We can understand a lot about the mechanics of Europe’s ongoing refugee crisis — in particular the routes refugees are taking as they flee war and misery in places like Syria, Iraq, Afghanistan, and Africa — by looking at the patterns of flow that carry other “illicit” traffic into the heart of the European Union, specifically narcotics.
For the last several years now my colleague Byungwon Woo and I have been analyzing the patterns of international narcotics trafficking, particularly the routes and networks of transit states that link producers to consumers. The first article to grow out of this research was published last year. A second piece is currently under review.
Even a cursory glance at maps, like the one at right, diagramming the movements that make up the refugee crisis, show that the routes refugees are following are virtually identical to those used by narcotics traffickers.
Thus we can see the Balkan Route, which for decades has been used to bring heroin, opium, hashish, and other narcotics from Central Asia into the lucrative consumer markets of Central and Western Europe, is now also being used to move refugees to their preferred destinations in places like Austria and Germany.
Likewise we see refugees moving into Southern Europe following the same routes across the Mediterranean from North Africa that Algerian and Moroccan cannabis traffickers have long leveraged.
Just as with illicit narcotics, Europe’s system of open borders, once you manage to make it inside, facilitates the flow of people across national boundaries as easily as it does heroin or cannabis. As NPR noted in its reporting this morning, this puts the burden squarely on those states on the periphery of Europe to stem the human tide.
Which explains why more and more of the countries on the periphery, like Hungary, are moving aggressively to build fences along their borders to block refugees (Greece did so in 2012) and why others, like Macedonia, are employing heavy crackdowns by police to the same effect. But again, as with narcotics trafficking, there’s a natural elasticity in the routes that refugees are taking. Analysts have described drug smuggling as akin to a balloon: when you squeeze it in one place it bulges elsewhere.
The same is true with the movement of refugees. The New York Times illustrates this very effectively, showing how the closing of safer routes into Europe have driven refugees into more and more dangerous journeys.
This raises one more point of comparison with the international trade in narcotics. As it has become more and more difficult for refugees to reach Europe legally, human traffickers have stepped in to meet the demand of desperate people.

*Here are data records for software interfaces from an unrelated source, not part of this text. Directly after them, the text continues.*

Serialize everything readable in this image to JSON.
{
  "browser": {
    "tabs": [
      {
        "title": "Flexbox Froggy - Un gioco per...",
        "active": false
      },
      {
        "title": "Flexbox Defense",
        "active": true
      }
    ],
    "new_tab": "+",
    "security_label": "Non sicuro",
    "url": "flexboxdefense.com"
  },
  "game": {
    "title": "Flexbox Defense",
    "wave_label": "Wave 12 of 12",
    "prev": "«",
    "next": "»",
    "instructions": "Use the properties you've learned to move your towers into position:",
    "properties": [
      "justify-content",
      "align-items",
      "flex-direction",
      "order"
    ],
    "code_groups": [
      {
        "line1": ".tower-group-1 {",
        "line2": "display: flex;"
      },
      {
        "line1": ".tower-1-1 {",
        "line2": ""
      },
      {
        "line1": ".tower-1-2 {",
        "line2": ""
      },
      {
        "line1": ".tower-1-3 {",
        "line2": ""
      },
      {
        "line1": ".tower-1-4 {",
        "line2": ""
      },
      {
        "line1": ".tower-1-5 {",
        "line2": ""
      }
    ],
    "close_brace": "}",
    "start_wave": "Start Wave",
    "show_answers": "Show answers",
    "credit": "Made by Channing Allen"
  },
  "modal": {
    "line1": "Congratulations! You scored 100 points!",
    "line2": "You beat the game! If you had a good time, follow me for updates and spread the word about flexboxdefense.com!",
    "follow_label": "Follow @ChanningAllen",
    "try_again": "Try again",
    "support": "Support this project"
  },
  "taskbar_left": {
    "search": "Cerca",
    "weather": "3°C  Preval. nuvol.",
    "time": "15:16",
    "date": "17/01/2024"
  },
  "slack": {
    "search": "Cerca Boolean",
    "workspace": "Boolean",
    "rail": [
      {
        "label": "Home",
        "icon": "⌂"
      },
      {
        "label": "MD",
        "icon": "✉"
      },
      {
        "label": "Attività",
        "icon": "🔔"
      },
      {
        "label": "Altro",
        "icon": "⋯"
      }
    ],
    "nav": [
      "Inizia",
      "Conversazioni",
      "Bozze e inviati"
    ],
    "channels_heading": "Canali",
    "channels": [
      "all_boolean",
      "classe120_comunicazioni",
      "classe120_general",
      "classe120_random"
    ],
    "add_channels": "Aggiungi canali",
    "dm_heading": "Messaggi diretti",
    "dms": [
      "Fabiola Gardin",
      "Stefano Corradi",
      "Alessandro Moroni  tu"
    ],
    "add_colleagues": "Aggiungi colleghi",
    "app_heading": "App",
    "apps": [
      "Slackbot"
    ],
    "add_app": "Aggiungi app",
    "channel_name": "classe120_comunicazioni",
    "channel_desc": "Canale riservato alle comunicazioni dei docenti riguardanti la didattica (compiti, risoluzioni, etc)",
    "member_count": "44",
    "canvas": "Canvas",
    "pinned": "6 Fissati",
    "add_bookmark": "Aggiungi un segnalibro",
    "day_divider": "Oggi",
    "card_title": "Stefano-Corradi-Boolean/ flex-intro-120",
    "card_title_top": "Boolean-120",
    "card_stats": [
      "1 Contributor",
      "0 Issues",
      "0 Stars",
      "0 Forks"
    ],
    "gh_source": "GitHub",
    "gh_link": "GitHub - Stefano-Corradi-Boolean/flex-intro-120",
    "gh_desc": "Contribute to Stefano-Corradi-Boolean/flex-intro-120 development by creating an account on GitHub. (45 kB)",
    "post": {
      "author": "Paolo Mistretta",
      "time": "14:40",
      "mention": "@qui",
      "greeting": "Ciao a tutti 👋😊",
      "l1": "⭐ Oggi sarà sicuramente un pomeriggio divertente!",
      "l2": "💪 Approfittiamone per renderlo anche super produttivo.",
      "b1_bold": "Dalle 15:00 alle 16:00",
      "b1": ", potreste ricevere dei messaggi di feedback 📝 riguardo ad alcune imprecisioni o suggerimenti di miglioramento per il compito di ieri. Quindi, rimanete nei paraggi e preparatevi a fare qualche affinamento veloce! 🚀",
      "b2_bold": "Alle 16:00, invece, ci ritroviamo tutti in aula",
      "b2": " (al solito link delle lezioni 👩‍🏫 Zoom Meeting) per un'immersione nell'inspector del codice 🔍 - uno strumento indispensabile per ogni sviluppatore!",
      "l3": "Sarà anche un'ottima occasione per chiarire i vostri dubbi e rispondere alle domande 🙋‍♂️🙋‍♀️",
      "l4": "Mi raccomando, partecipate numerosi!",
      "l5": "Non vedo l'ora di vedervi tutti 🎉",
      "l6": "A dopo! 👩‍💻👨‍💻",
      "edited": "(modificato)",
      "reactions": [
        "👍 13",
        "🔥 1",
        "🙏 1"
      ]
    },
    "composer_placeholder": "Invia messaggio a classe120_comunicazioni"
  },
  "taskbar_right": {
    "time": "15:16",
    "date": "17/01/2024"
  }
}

And make no mistake, this is a lucrative trade, estimated to be worth more than $1 billion a year, a figure which likely understates the real value given the exponential increase in human traffic into Europe this year. Traffickers currently charge about $3,000 per person for the arduous trip from the war zones of Syria to the safety of Germany.
Recognizing the parallels between the movement of people in Europe’s ongoing refugee crisis and the movement of drugs in the international narcotics trade also points us to the recognition that complex transnational problems require coordinated transnational action to have any meaningful impact. That kind of coordination has been lacking for decades on the narcotics front. And as we’ve come to see, there is so far little collective political will in Europe to manage this new crisis.